Lumping the various homeless groups together is disingenuous because vets should be 100% cared for (likely more VA failings). Those with mental issues should be committed and taken care of by family, however, voluntary commitment laws make that extremely difficult so some of them languish outside the system and their families struggle to find them. The rest aren’t taking advantage of charities and government programs that already exist to get them ready for a different job than they previously had (if they did) and taking away cell phones is a silly excuse since a prepaid phone is cheap and easily accessible as well as free public computers if they can’t afford one.
I’m also not sure about your VA statement as there have been cuts by both parties (House republicans voted to cut vets pensions by 1% below inflation, and senate dems approved, but that amendment was repealed by dems a year later though none of that has anything to do with the VA) Currently, Republicans appear to be pushing to add money to the VA, but for a Veterans Choice program (not getting care directly from VA) whereas democrats are opposing it. I think in the end, this is mostly a wash and is hard to back up either way.
With Charlie, if he has gotten the experimental treatment months ago (his parents raised the money way back in January!!!) he would have either been at peace already or living.

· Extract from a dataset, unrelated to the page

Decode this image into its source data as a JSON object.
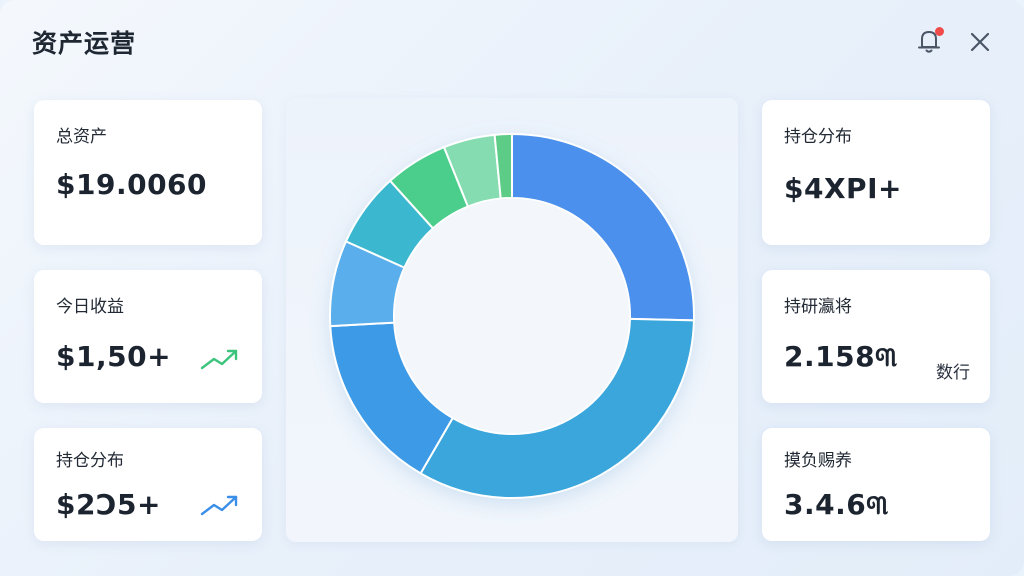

Either way, would have served the greater humanity because both cases would have provided invaluable data to researchers (his was a super rare special case that) that could save many children’s lives. Also, your claim about not caring is absolute BS because families help each other even without health insurance and crowdfunding is a thing. Like, seriously, so many humans are willing to help others with their dollars so your straw-man is pretty much just another ad hominem. It’s also not a desperate attempt at all because it proves how much Big Brother will control when it has the power. There are also three things with healthcare you can get: access, quality, or cost and universal care controls access and cost, but quality suffers as a result (medicare and medicaid outcomes vs general insured outcomes).
Good rebuttal of that topic in this article. Also, your source pretty much say: yeah, the US is better in all but lung cancer (could be because Lung Cancer involves personal responsibility and we’re bigger on that). Study below also mentions that even though more Europeans smoke per capita, they smoke less packs per day — http://healthaffairs.org/blog/2015/03/20/mortality-versus-survival-in-international-comparisons-of-cancer-care/
Well, if the government took less of our money, this likely wouldn’t be the case as people would be able to put that money into the economy, which would lead to more jobs to hire the people who are out of work, or into charity where the less fortunate would benefit. Essentially, we complain about how much charities spend on administrative costs, but we don’t apply this to government. My guess is that out of every dollar collected by the government for a specific program, less that 5% actually goes towards that program. The rest goes to: government bureaucracy, regulators, IRS, government entities, etc. whereas even those like United Way give at least 10% to their charity work. There are also better managed charities that give way more!
This is because Republicans believe in free-market/local solutions (seriously, these programs could be way better handled by states or even better by local governments) whereas Democrats believe that the federal government should take care of it when this doesn’t make sense since the reason that someone’s poor in say California (besides insanely high cost of living) are way different than why someone is poor in Kentucky.